Women-only races also took place in Australia at the Ashfield Recreation Ground, New South Wales on 23-25 February 1888. These were held in conjunction with men’s races, but the women’s events took top billing in newspaper advertisements, which described it as “The Greatest Success of the Age”. The Sydney Morning Herald called the races “amusing”, while the Sportsman said it was “a novelty”. Melbourne’s Leader was more damning, stating that “bicycles were never made for ‘ladies’ to race upon, and such contests are merely exhibitions which tend to bring discredit on legitimate sport.”

Women’s cycle racing underwent a renascence in the mid-1890s just as the biggest advancement in bike technology took place – the development of the chain-driven safety bicycle with pneumatic tyres. This modern design was soon adopted in track cycle racing, enabling riders to ride low, more safely and at much faster speeds.

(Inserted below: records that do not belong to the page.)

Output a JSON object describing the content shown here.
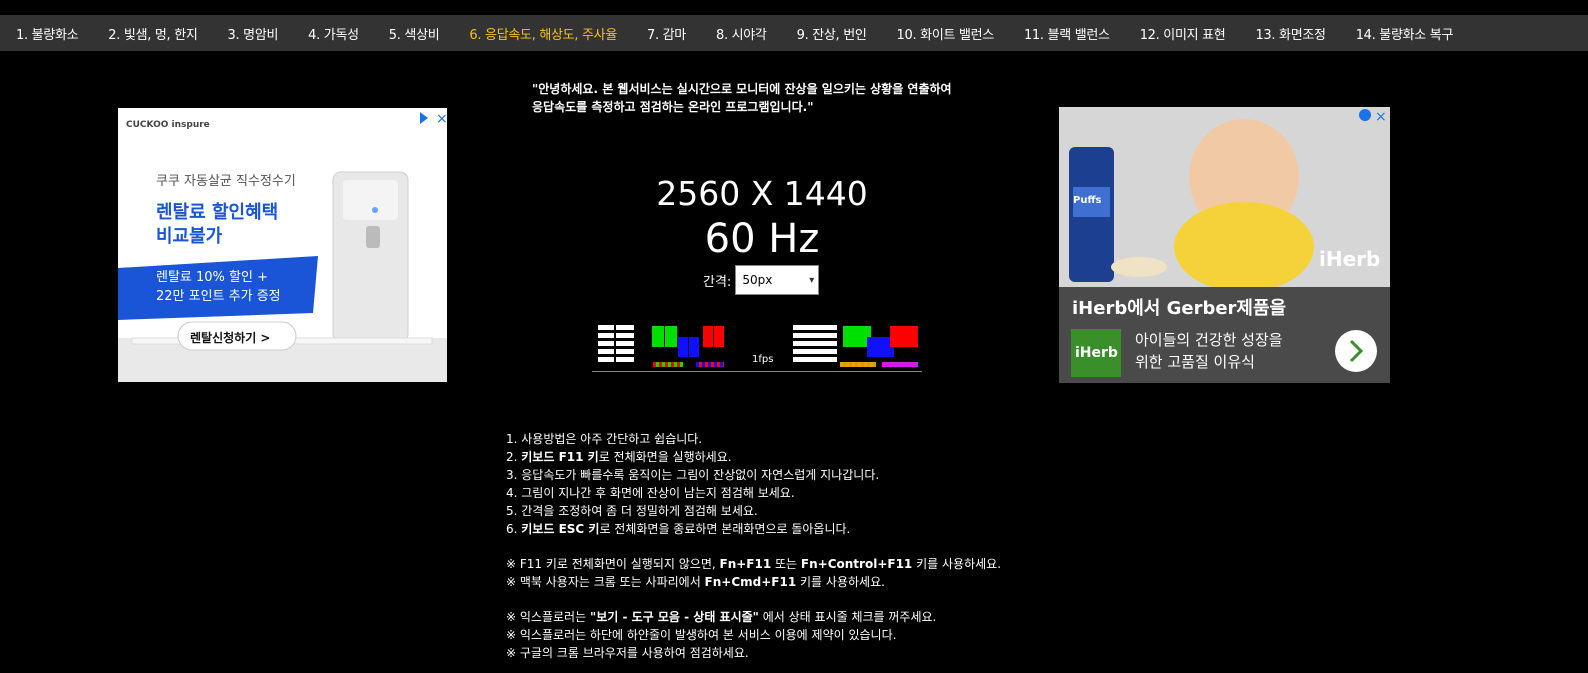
{
  "nav": {
    "items": [
      {
        "label": "1. 불량화소"
      },
      {
        "label": "2. 빛샘, 멍, 한지"
      },
      {
        "label": "3. 명암비"
      },
      {
        "label": "4. 가독성"
      },
      {
        "label": "5. 색상비"
      },
      {
        "label": "6. 응답속도, 해상도, 주사율"
      },
      {
        "label": "7. 감마"
      },
      {
        "label": "8. 시야각"
      },
      {
        "label": "9. 잔상, 번인"
      },
      {
        "label": "10. 화이트 밸런스"
      },
      {
        "label": "11. 블랙 밸런스"
      },
      {
        "label": "12. 이미지 표현"
      },
      {
        "label": "13. 화면조정"
      },
      {
        "label": "14. 불량화소 복구"
      }
    ],
    "active_index": 5,
    "active_color": "#f5c518"
  },
  "intro": {
    "line1": "\"안녕하세요. 본 웹서비스는 실시간으로 모니터에 잔상을 일으키는 상황을 연출하여",
    "line2": "응답속도를 측정하고 점검하는 온라인 프로그램입니다.\""
  },
  "display": {
    "resolution": "2560 X 1440",
    "refresh": "60 Hz"
  },
  "gap": {
    "label": "간격:",
    "selected": "50px"
  },
  "test": {
    "fps_label": "1fps",
    "colors": {
      "green": "#00e000",
      "blue": "#1010ff",
      "red": "#ff0000",
      "white": "#ffffff"
    }
  },
  "ad_left": {
    "brand": "CUCKOO inspure",
    "line1": "쿠쿠 자동살균 직수정수기",
    "line2": "렌탈료 할인혜택",
    "line3": "비교불가",
    "promo1": "렌탈료 10% 할인 +",
    "promo2": "22만 포인트 추가 증정",
    "cta": "렌탈신청하기 >"
  },
  "ad_right": {
    "brand": "iHerb",
    "headline": "iHerb에서 Gerber제품을",
    "sub1": "아이들의 건강한 성장을",
    "sub2": "위한 고품질 이유식",
    "logo_text": "iHerb",
    "product": "Puffs"
  },
  "instructions": {
    "i1": "1. 사용방법은 아주 간단하고 쉽습니다.",
    "i2_pre": "2. ",
    "i2_bold": "키보드 F11 키",
    "i2_post": "로 전체화면을 실행하세요.",
    "i3": "3. 응답속도가 빠를수록 움직이는 그림이 잔상없이 자연스럽게 지나갑니다.",
    "i4": "4. 그림이 지나간 후 화면에 잔상이 남는지 점검해 보세요.",
    "i5": "5. 간격을 조정하여 좀 더 정밀하게 점검해 보세요.",
    "i6_pre": "6. ",
    "i6_bold": "키보드 ESC 키",
    "i6_post": "로 전체화면을 종료하면 본래화면으로 돌아옵니다.",
    "n1_pre": "※ F11 키로 전체화면이 실행되지 않으면, ",
    "n1_b1": "Fn+F11",
    "n1_mid1": " 또는 ",
    "n1_b2": "Fn+Control+F11",
    "n1_post": " 키를 사용하세요.",
    "n2_pre": "※ 맥북 사용자는 크롬 또는 사파리에서 ",
    "n2_b": "Fn+Cmd+F11",
    "n2_post": " 키를 사용하세요.",
    "n3_pre": "※ 익스플로러는 ",
    "n3_b": "\"보기 - 도구 모음 - 상태 표시줄\"",
    "n3_post": " 에서 상태 표시줄 체크를 꺼주세요.",
    "n4": "※ 익스플로러는 하단에 하얀줄이 발생하여 본 서비스 이용에 제약이 있습니다.",
    "n5": "※ 구글의 크롬 브라우저를 사용하여 점검하세요."
  }
}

All-women’s races were held in parts of the Midwest in the US and in France in newly-built velodromes mostly around Paris, while grandiose six-day races were later held in London. More low-key events were also held in Germany, Italy, Switzerland and Spain. This period of racing lasted until about 1902 and again aroused significant public interest as a spectator sport, resulting in a new breed of celebrity ‘cycliennes’, coinciding with but entirely separate to the boom in women’s leisure cycling at the time.